Pull every line with the word "apple" out of the entries below.

*** Opening of Given data ***

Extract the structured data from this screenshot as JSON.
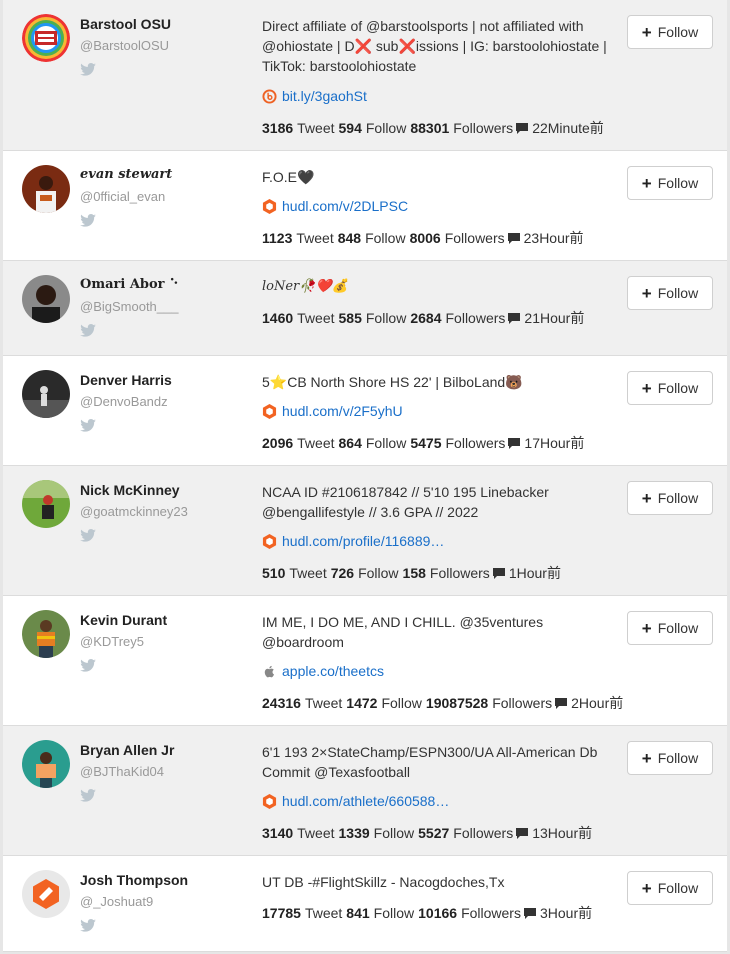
{
  "follow_label": "Follow",
  "users": [
    {
      "name": "Barstool OSU",
      "handle": "@BarstoolOSU",
      "description": "Direct affiliate of @barstoolsports | not affiliated with @ohiostate | D❌ sub❌issions | IG: barstoolohiostate | TikTok: barstoolohiostate",
      "link": "bit.ly/3gaohSt",
      "link_icon": "bitly-icon",
      "tweets": "3186",
      "tweet_label": "Tweet",
      "follows": "594",
      "follow_label": "Follow",
      "followers": "88301",
      "followers_label": "Followers",
      "time": "22Minute前"
    },
    {
      "name": "evan stewart",
      "handle": "@0fficial_evan",
      "description": "F.O.E🖤",
      "link": "hudl.com/v/2DLPSC",
      "link_icon": "hudl-icon",
      "tweets": "1123",
      "tweet_label": "Tweet",
      "follows": "848",
      "follow_label": "Follow",
      "followers": "8006",
      "followers_label": "Followers",
      "time": "23Hour前"
    },
    {
      "name": "Omari Abor ⠑",
      "handle": "@BigSmooth___",
      "description": "loNer🥀❤️💰",
      "link": "",
      "link_icon": "",
      "tweets": "1460",
      "tweet_label": "Tweet",
      "follows": "585",
      "follow_label": "Follow",
      "followers": "2684",
      "followers_label": "Followers",
      "time": "21Hour前"
    },
    {
      "name": "Denver Harris",
      "handle": "@DenvoBandz",
      "description": "5⭐CB North Shore HS 22' | BilboLand🐻",
      "link": "hudl.com/v/2F5yhU",
      "link_icon": "hudl-icon",
      "tweets": "2096",
      "tweet_label": "Tweet",
      "follows": "864",
      "follow_label": "Follow",
      "followers": "5475",
      "followers_label": "Followers",
      "time": "17Hour前"
    },
    {
      "name": "Nick McKinney",
      "handle": "@goatmckinney23",
      "description": "NCAA ID #2106187842 // 5'10 195 Linebacker @bengallifestyle // 3.6 GPA // 2022",
      "link": "hudl.com/profile/116889…",
      "link_icon": "hudl-icon",
      "tweets": "510",
      "tweet_label": "Tweet",
      "follows": "726",
      "follow_label": "Follow",
      "followers": "158",
      "followers_label": "Followers",
      "time": "1Hour前"
    },
    {
      "name": "Kevin Durant",
      "handle": "@KDTrey5",
      "description": "IM ME, I DO ME, AND I CHILL. @35ventures @boardroom",
      "link": "apple.co/theetcs",
      "link_icon": "apple-icon",
      "tweets": "24316",
      "tweet_label": "Tweet",
      "follows": "1472",
      "follow_label": "Follow",
      "followers": "19087528",
      "followers_label": "Followers",
      "time": "2Hour前"
    },
    {
      "name": "Bryan Allen Jr",
      "handle": "@BJThaKid04",
      "description": "6'1 193 2×StateChamp/ESPN300/UA All-American Db Commit @Texasfootball",
      "link": "hudl.com/athlete/660588…",
      "link_icon": "hudl-icon",
      "tweets": "3140",
      "tweet_label": "Tweet",
      "follows": "1339",
      "follow_label": "Follow",
      "followers": "5527",
      "followers_label": "Followers",
      "time": "13Hour前"
    },
    {
      "name": "Josh Thompson",
      "handle": "@_Joshuat9",
      "description": "UT DB -#FlightSkillz - Nacogdoches,Tx",
      "link": "",
      "link_icon": "",
      "tweets": "17785",
      "tweet_label": "Tweet",
      "follows": "841",
      "follow_label": "Follow",
      "followers": "10166",
      "followers_label": "Followers",
      "time": "3Hour前"
    }
  ]
}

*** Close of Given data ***

- Written response
      "link": "apple.co/theetcs",
      "link_icon": "apple-icon",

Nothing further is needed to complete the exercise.